The Century Foundation released a new plan by former Social Security Commissioner Robert M. Ball to strengthen Social Security without benefit cuts. Rejecting dire predictions from the administration and those who favor privatizing the system as “greatly exaggerated,” Ball proposes a combination of changes to bring the system into long-term balance. “It is not true that hard choices have to be made and painful measures taken to restore balance to long-range Social Security financing,” writes Ball in Fixing Social Security, the Century Foundation issue brief.

Ball proposes a five-step plan for eliminating the 75-year Social Security deficit:

  • Gradually raise the cap on earnings covered by Social Security so that once again 90 percent of all income would be taxed and counted for benefits. This was the threshold set by Congress in 1983, the last time it considered this issue.

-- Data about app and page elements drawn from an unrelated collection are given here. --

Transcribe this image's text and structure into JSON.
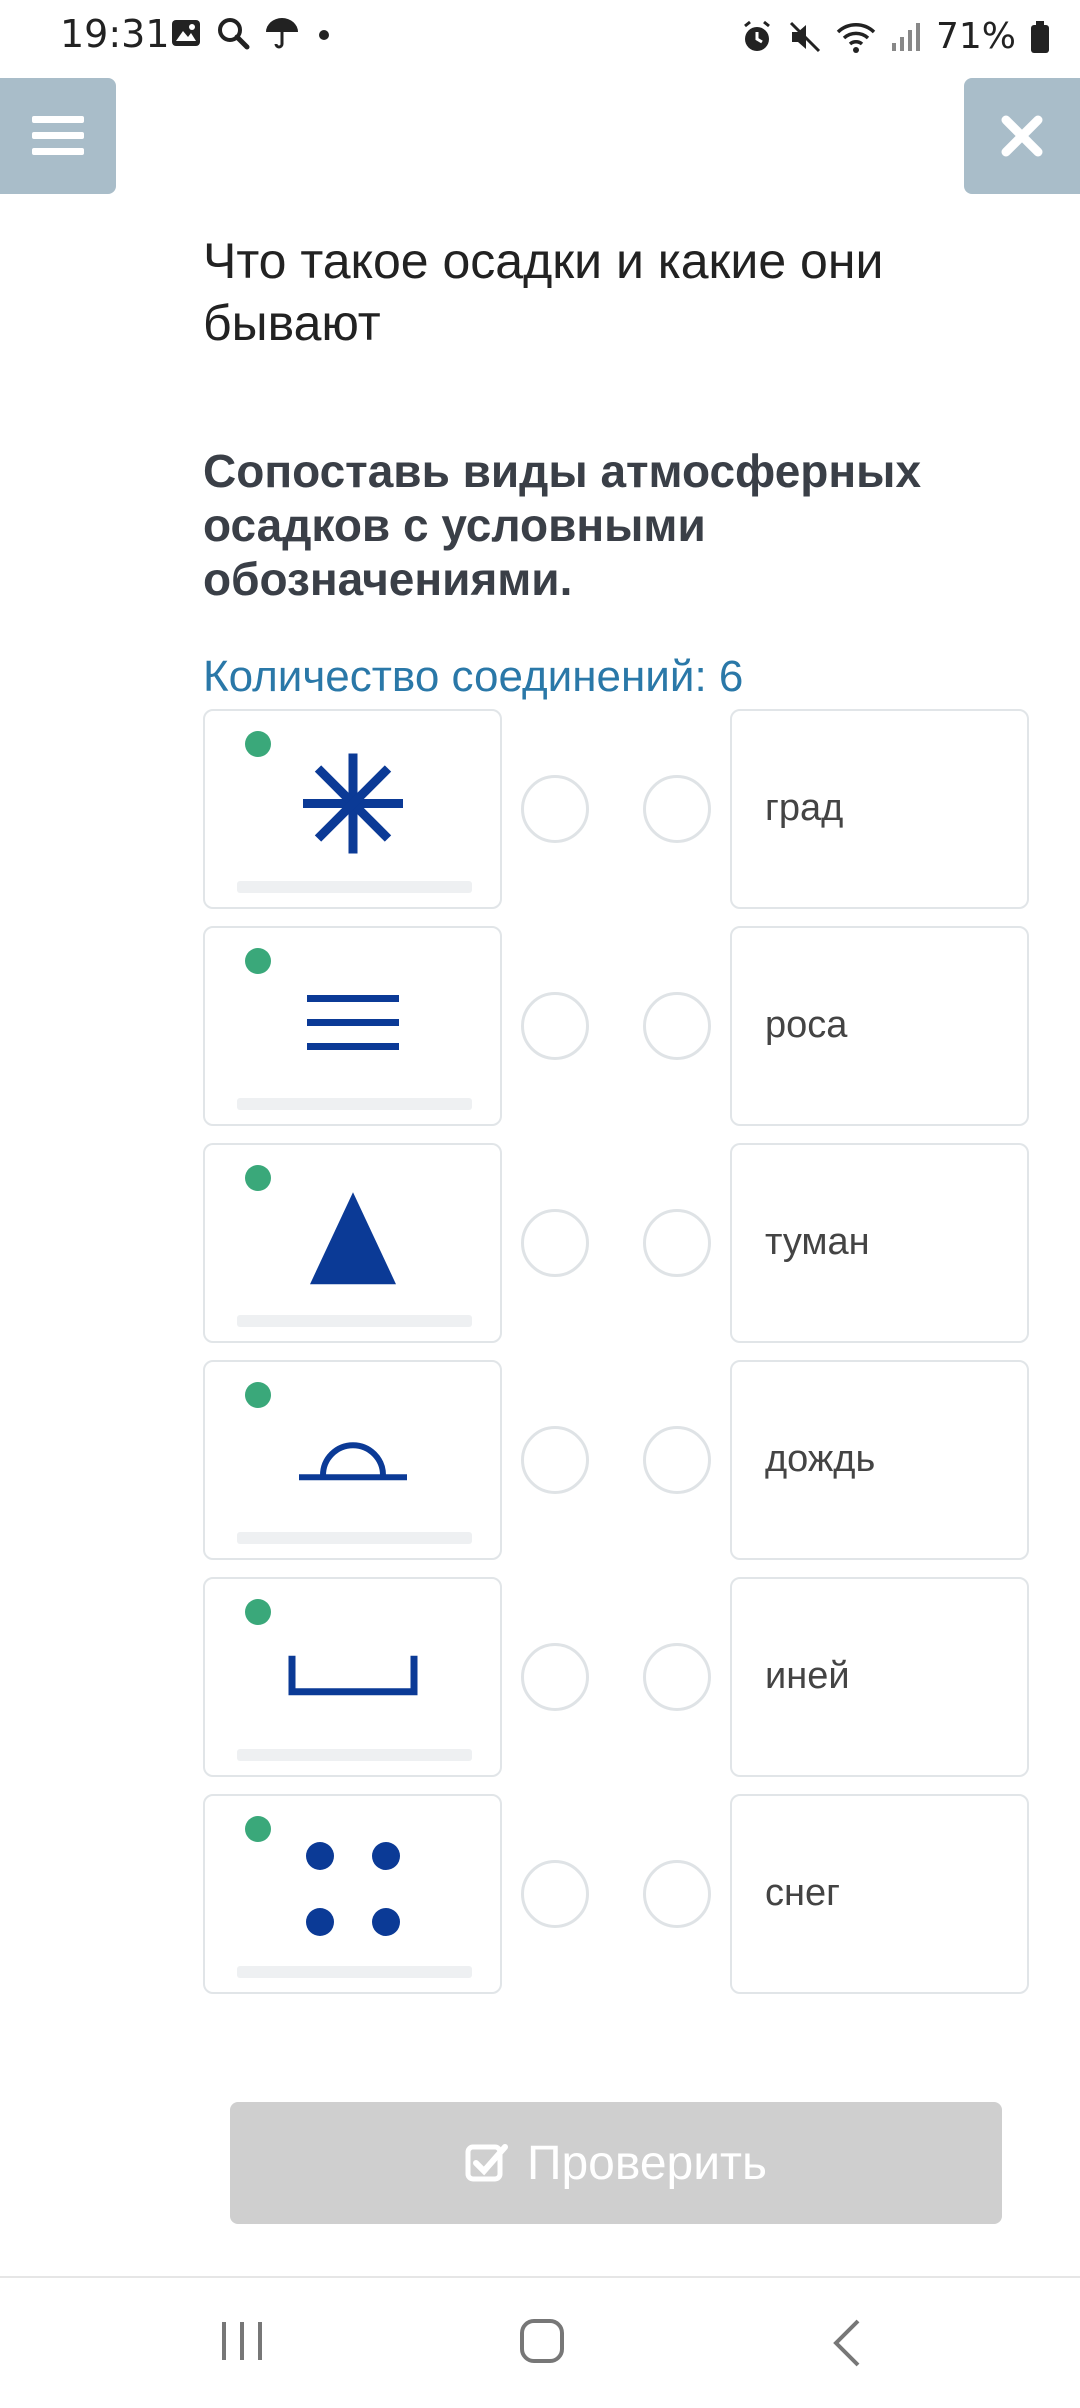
{
  "status_bar": {
    "time": "19:31",
    "battery_text": "71%",
    "left_icons": [
      "gallery-icon",
      "search-icon",
      "umbrella-icon",
      "dot-icon"
    ],
    "right_icons": [
      "alarm-icon",
      "mute-icon",
      "wifi-icon",
      "signal-icon",
      "battery-icon"
    ]
  },
  "header": {
    "menu_icon": "hamburger-icon",
    "close_icon": "close-icon"
  },
  "lesson": {
    "title": "Что такое осадки и какие они бывают",
    "task": "Сопоставь виды атмосферных осадков с условными обозначениями.",
    "connections": "Количество соединений: 6"
  },
  "symbols": [
    {
      "icon": "snowflake-asterisk-icon"
    },
    {
      "icon": "three-lines-fog-icon"
    },
    {
      "icon": "triangle-hail-icon"
    },
    {
      "icon": "half-circle-dew-icon"
    },
    {
      "icon": "bracket-frost-icon"
    },
    {
      "icon": "four-dots-rain-icon"
    }
  ],
  "words": [
    "град",
    "роса",
    "туман",
    "дождь",
    "иней",
    "снег"
  ],
  "check_button": {
    "label": "Проверить",
    "icon": "checkbox-icon"
  },
  "colors": {
    "accent_blue": "#0b3a96",
    "link_blue": "#2a78a8",
    "header_button": "#a9bdc9",
    "disabled_button": "#cfcfcf",
    "badge_green": "#3aa87a"
  },
  "nav": {
    "icons": [
      "recents-icon",
      "home-icon",
      "back-icon"
    ]
  }
}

Social Security taxes are now being applied to only 85 percent of earnings. By very slowly phasing in the change, the impact on the 6 percent of affected workers would be relatively modest.
  • Beginning in 2010, dedicate future proceeds of a revised estate tax to Social Security. Present law gradually reduces the estate tax so that by 2009, only estates above $3.5 million ($7 million per couple) will be taxed. The tax should be frozen at that level, with the revenues directed toward Social Security.
  • Improve the return on Social Security funds by investing part of them in equities, as just about all other public and private pension plans do. Other government retirement systems such as ones for employees of the Federal Reserve Board, the Federal Railroad Retirement Board, and the Tennessee Valley Authority also invest directly in stocks.
  • Adopt the more accurate consumer price index recently developed by the Bureau of Labor Statistics (the so-called “chained” index) to better account for the substitution of one commodity for another as prices go up. The Social Security Cost of Living Adjustment would rise somewhat more slowly using this more accurate CPI.
  • Beginning in 2010, cover all new state and local employees under Social Security. About three-fourths of state and local government employees are already covered. With this extension of coverage, most people who work would be under Social Security.

Together, these five adjustments would eliminate the entire 75-year projected shortfall. Ball adds that Congress could also plan for possible future shortfalls in the event forecasts change by scheduling a small contribution-rate increase at the point where the ratio of the trust funds at the beginning of the year to the benefits payable in the following year starts to fall.

“There is no good reason to ‘reform’ Social Security. Social Security hasn’t failed,” writes Ball. “What is needed are some relatively small changes, which are desirable in any event and which would improve the fairness and efficiency of Social Security while at the same time improving its financing.”

Robert Ball served as Commissioner of Social Security under Presidents Kennedy, Johnson, and Nixon. He has served on many statutory advisory councils, and on the bipartisan commission that produced the 1983 amendments to Social Security. His most recent book is Insuring the Essentials: Bob Ball on Social Security, which was published by The Century Foundation in 2000. Download the report.